Tanzania –Natural Resources: “ Communities must know their rights and obligations”- Report
In a recent workshop held in Dar es Salaam ( Tanzania), experts discussed the recent publication of the FAO Voluntary Guidelines on Responsible Governance Tenure. Feature.
By Deodatus Mfugale in Dar Es Salaam
“Inadequate and insecure tenure rights increase vulnerability, hunger and poverty and can lead to conflict and environmental degradation when competing users fight for the control of the resources,” an UN Food and Agriculture Organisation (FAO), published recently.
The eradication of hunger and poverty, and the sustainable use of the environment, depend to a great extent on how communities gain access to land, fisheries and forests which in turn is regulated by the exiting tenure systems. Tenure systems define and regulate how communities gain access to natural resources, whether through formal law or informal arrangements.
However tenure systems increasingly face stress as the world’s growing population requires food security, and as environmental degradation and climate change reduces the availability of land, fisheries and forests.
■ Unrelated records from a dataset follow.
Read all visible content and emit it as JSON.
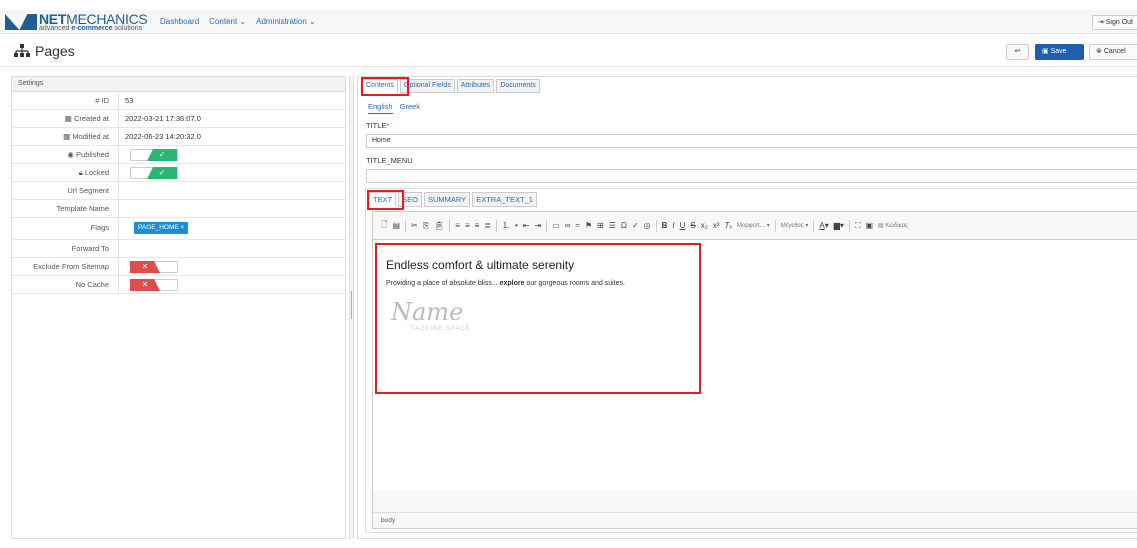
{
  "brand": {
    "name_bold": "NET",
    "name_rest": "MECHANICS",
    "tagline_pre": "advanced ",
    "tagline_bold": "e-commerce",
    "tagline_post": " solutions"
  },
  "nav": {
    "dashboard": "Dashboard",
    "content": "Content",
    "administration": "Administration",
    "signout": "Sign Out"
  },
  "page": {
    "title": "Pages"
  },
  "actions": {
    "save": "Save",
    "cancel": "Cancel"
  },
  "settings": {
    "heading": "Settings",
    "id_label": "ID",
    "id_value": "53",
    "created_label": "Created at",
    "created_value": "2022-03-21 17:36:07.0",
    "modified_label": "Modified at",
    "modified_value": "2022-06-23 14:20:32.0",
    "published_label": "Published",
    "published": true,
    "locked_label": "Locked",
    "locked": true,
    "url_label": "Url Segment",
    "template_label": "Template Name",
    "flags_label": "Flags",
    "flag_value": "PAGE_HOME",
    "forward_label": "Forward To",
    "exclude_label": "Exclude From Sitemap",
    "exclude": false,
    "nocache_label": "No Cache",
    "nocache": false
  },
  "tabs": [
    "Contents",
    "Optional Fields",
    "Attributes",
    "Documents"
  ],
  "languages": [
    "English",
    "Greek"
  ],
  "fields": {
    "title_label": "TITLE",
    "title_required": "*",
    "title_value": "Home",
    "title_menu_label": "TITLE_MENU",
    "title_menu_value": ""
  },
  "text_tabs": [
    "TEXT",
    "SEO",
    "SUMMARY",
    "EXTRA_TEXT_1"
  ],
  "toolbar": {
    "format": "Μορφοπ...",
    "size": "Μέγεθος",
    "source": "Κώδικας"
  },
  "editor": {
    "heading": "Endless comfort & ultimate serenity",
    "para_pre": "Providing a place of absolute bliss... ",
    "para_bold": "explore",
    "para_post": " our gorgeous rooms and suites.",
    "logo_text": "Name",
    "logo_tag": "TAGLINE SPACE",
    "status_path": "body"
  }
}
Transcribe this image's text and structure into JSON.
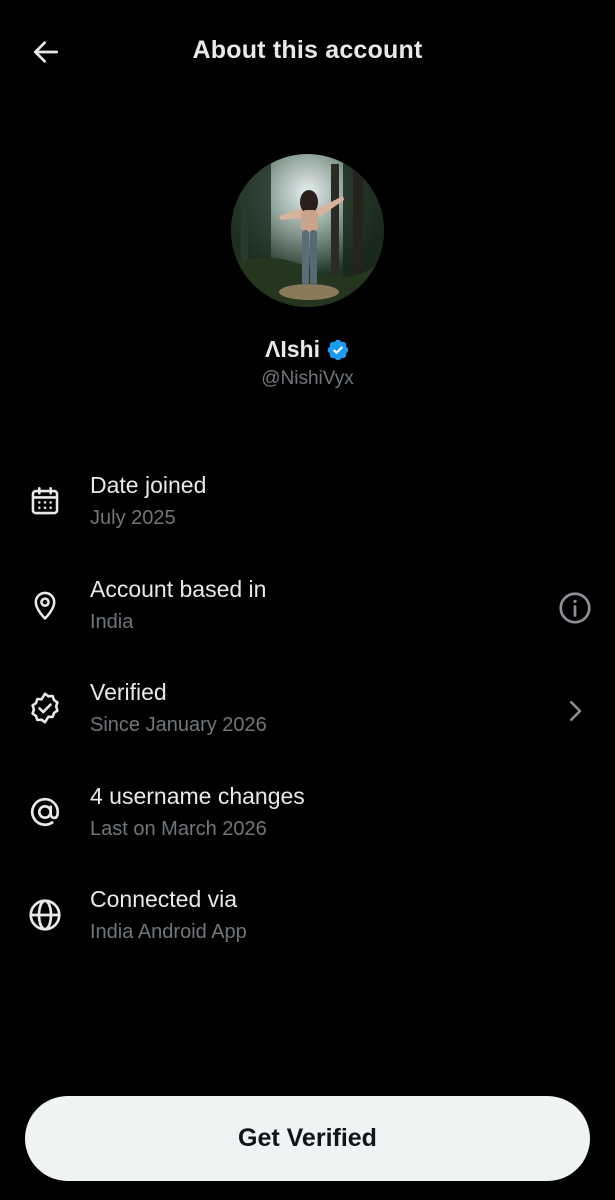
{
  "header": {
    "title": "About this account",
    "back_icon": "arrow-left-icon"
  },
  "profile": {
    "display_name": "ɅIshi",
    "handle": "@NishiVyx",
    "verified_color": "#1d9bf0",
    "avatar_icon": "profile-photo"
  },
  "info_items": [
    {
      "icon": "calendar-icon",
      "title": "Date joined",
      "subtitle": "July 2025",
      "action": null
    },
    {
      "icon": "location-pin-icon",
      "title": "Account based in",
      "subtitle": "India",
      "action": "info-icon"
    },
    {
      "icon": "verified-badge-icon",
      "title": "Verified",
      "subtitle": "Since January 2026",
      "action": "chevron-right-icon"
    },
    {
      "icon": "at-sign-icon",
      "title": "4 username changes",
      "subtitle": "Last on March 2026",
      "action": null
    },
    {
      "icon": "globe-icon",
      "title": "Connected via",
      "subtitle": "India Android App",
      "action": null
    }
  ],
  "cta": {
    "label": "Get Verified"
  },
  "colors": {
    "background": "#000000",
    "primary_text": "#e7e9ea",
    "secondary_text": "#71767b",
    "button_bg": "#eff3f4"
  }
}
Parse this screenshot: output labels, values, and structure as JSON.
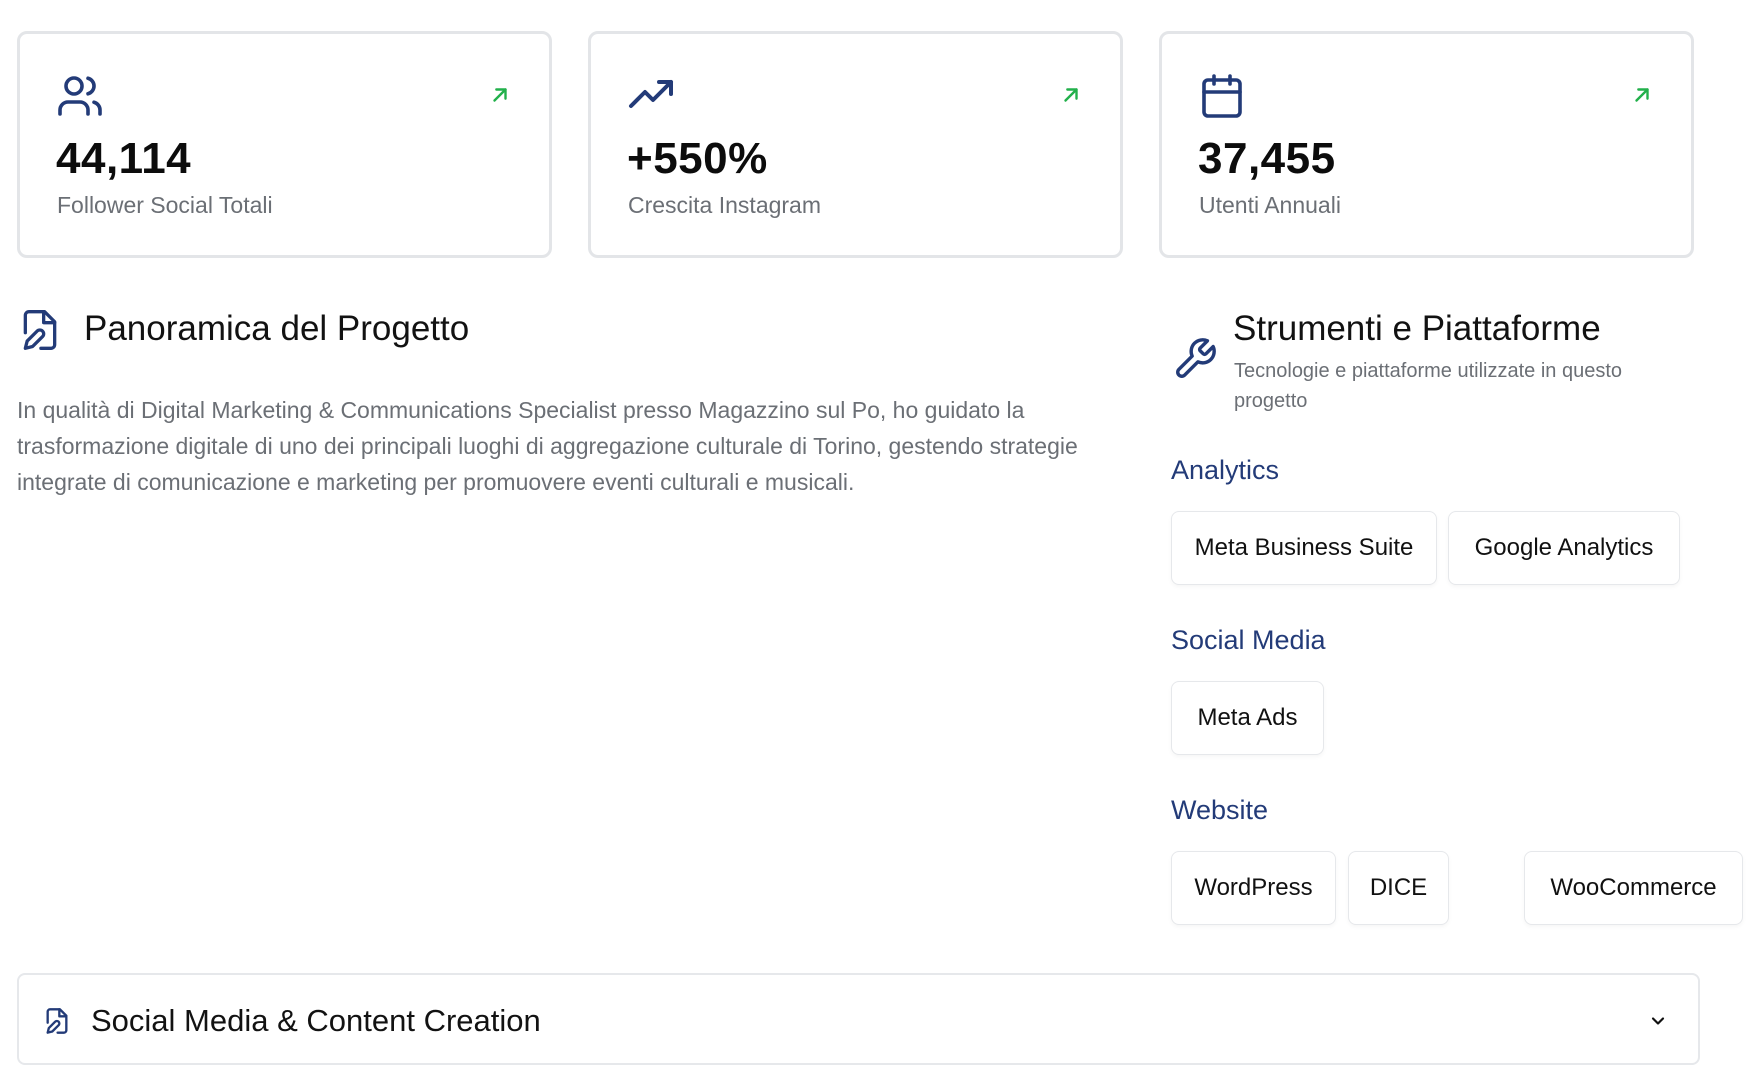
{
  "stats": [
    {
      "value": "44,114",
      "label": "Follower Social Totali",
      "icon": "users-icon"
    },
    {
      "value": "+550%",
      "label": "Crescita Instagram",
      "icon": "trending-up-icon"
    },
    {
      "value": "37,455",
      "label": "Utenti Annuali",
      "icon": "calendar-icon"
    }
  ],
  "overview": {
    "title": "Panoramica del Progetto",
    "text": "In qualità di Digital Marketing & Communications Specialist presso Magazzino sul Po, ho guidato la trasformazione digitale di uno dei principali luoghi di aggregazione culturale di Torino, gestendo strategie integrate di comunicazione e marketing per promuovere eventi culturali e musicali."
  },
  "tools": {
    "title": "Strumenti e Piattaforme",
    "subtitle": "Tecnologie e piattaforme utilizzate in questo progetto",
    "categories": [
      {
        "name": "Analytics",
        "items": [
          "Meta Business Suite",
          "Google Analytics"
        ]
      },
      {
        "name": "Social Media",
        "items": [
          "Meta Ads"
        ]
      },
      {
        "name": "Website",
        "items": [
          "WordPress",
          "DICE",
          "WooCommerce"
        ]
      }
    ]
  },
  "accordion": {
    "title": "Social Media & Content Creation"
  },
  "colors": {
    "navy": "#233b78",
    "green_arrow": "#22b04b",
    "muted_text": "#6b6f75"
  }
}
This has sparked stiff competition for resources among the various users with marginalized communities getting a raw deal.
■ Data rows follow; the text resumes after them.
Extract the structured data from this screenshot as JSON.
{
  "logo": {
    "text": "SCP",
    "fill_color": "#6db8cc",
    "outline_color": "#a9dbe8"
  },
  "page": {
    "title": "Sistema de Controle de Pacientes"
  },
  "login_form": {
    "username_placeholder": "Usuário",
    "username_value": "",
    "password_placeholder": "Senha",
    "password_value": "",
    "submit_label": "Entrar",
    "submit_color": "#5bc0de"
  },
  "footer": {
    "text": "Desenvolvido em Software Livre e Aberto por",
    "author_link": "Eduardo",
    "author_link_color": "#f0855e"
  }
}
Many developing countries are endowed with abundant natural resources that could be used to improve the lives of their people and boost the economy of the respective countries. Countries with natural resources like forests, land, fisheries and wildlife could be treading with firm steps on the path to sustainable development but are struggling to feed their people most of whom live in abject poverty.
Governance failure in ensuring secure tenure and access to natural resources has denied Tanzanian rural communities from benefitting from existing sources of livelihoods. They have thus failed to attain food security and reduce poverty at family level.
How to understand the management of natural resources?
In a recent workshop held in Dar es Salaam to discuss the report, Dr Zacharia Ngeleja of Ardhi University said that the Guidelines contribute to achieving sustainable livelihoods, social stability, housing security, rural development, environmental protection and sustainable social and economic development.
While the Voluntary Guidelines merely present principles and internationally accepted standards for practices for the responsible governance of tenure, countries can develop their own strategies and other conditions that may ease the application of the Guidelines.
During the workshop participants underscored the need to educate communities on laws, policies, rules and procedures governing tenure of land, forests and fisheries so that they understand their rights and obligations.
“If they understand the issues then they can demand for tangible benefits from their responsibility to conserve natural resources and only then can Responsible Governance of Tenure come into play. It cannot work where communities are ignorant of laws, policies and rules governing their natural resources,” said one of the participants.
The case of Tanzania
For smooth implementation of the Guidelines, government must exercise transparency in its activities and enhance participation of communities in making decisions about the management of land, forests and fisheries which are major sources of livelihoods for many Tanzanians. There is also need for authorities to enforce laws, rules and regulations governing the management and administration of these resources in order to institute good governance.
“The Guidelines serve as an important base for responsible governance that observes justice fairness and human rights. But in order to have a smooth implementation, communities must know their rights and obligations to manage the resources, the treats to these rights and how to get redress when these rights are infringed,” said Prof. Lusugga Kironde of Ardhi University. “But there must also be political will in order to implement Responsible Governance of Tenure of these natural resources,” he added.
There are other obstacles to implementation of the Guidelines that must be dealt with. Some experts in the field of natural resources argue that current policies of land, fisheries and forests are outdated and need a thorough review and some changes in order to foster implementation of the Guidelines. The increased pressure on the resources, particularly land, has led to corruption and intimidation of marginalized communities most of whom are ignorant of their rights.
“Communities should be consulted on matters that affect their livelihoods because they eventually bear the brunt of bad governance that condemns them to hunger and poverty amid plenty of natural resources,” explained Dr. Felician Komu of Ardhi University.